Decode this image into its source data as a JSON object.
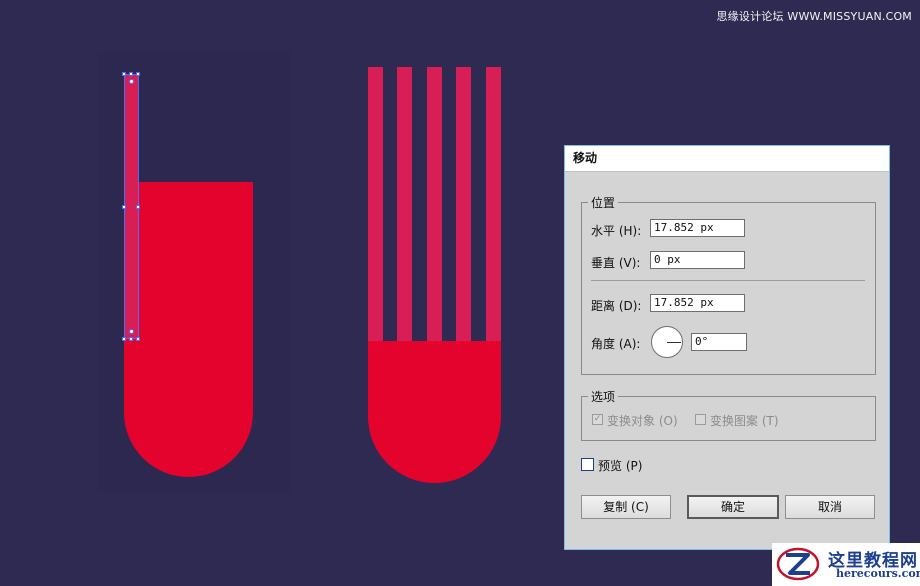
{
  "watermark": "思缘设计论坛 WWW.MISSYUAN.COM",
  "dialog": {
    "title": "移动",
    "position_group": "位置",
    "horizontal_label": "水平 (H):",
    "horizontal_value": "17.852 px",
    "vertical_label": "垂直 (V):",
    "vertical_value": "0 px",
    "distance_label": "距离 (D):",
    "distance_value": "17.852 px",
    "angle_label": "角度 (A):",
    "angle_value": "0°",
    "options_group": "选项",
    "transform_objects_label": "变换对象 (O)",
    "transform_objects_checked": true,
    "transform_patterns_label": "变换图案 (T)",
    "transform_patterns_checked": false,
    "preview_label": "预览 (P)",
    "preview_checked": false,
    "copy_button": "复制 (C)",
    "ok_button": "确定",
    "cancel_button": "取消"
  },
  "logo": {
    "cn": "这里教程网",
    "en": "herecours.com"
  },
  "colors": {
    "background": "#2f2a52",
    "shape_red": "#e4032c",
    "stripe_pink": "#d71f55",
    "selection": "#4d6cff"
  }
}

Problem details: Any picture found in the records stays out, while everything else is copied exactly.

Answer to the exercise:
Decode this image into its source data as a JSON object.
{
  "watermark": "思缘设计论坛 WWW.MISSYUAN.COM",
  "dialog": {
    "title": "移动",
    "position_group": "位置",
    "horizontal_label": "水平 (H):",
    "horizontal_value": "17.852 px",
    "vertical_label": "垂直 (V):",
    "vertical_value": "0 px",
    "distance_label": "距离 (D):",
    "distance_value": "17.852 px",
    "angle_label": "角度 (A):",
    "angle_value": "0°",
    "options_group": "选项",
    "transform_objects_label": "变换对象 (O)",
    "transform_objects_checked": true,
    "transform_patterns_label": "变换图案 (T)",
    "transform_patterns_checked": false,
    "preview_label": "预览 (P)",
    "preview_checked": false,
    "copy_button": "复制 (C)",
    "ok_button": "确定",
    "cancel_button": "取消"
  },
  "logo": {
    "cn": "这里教程网",
    "en": "herecours.com"
  },
  "colors": {
    "background": "#2f2a52",
    "shape_red": "#e4032c",
    "stripe_pink": "#d71f55",
    "selection": "#4d6cff"
  }
}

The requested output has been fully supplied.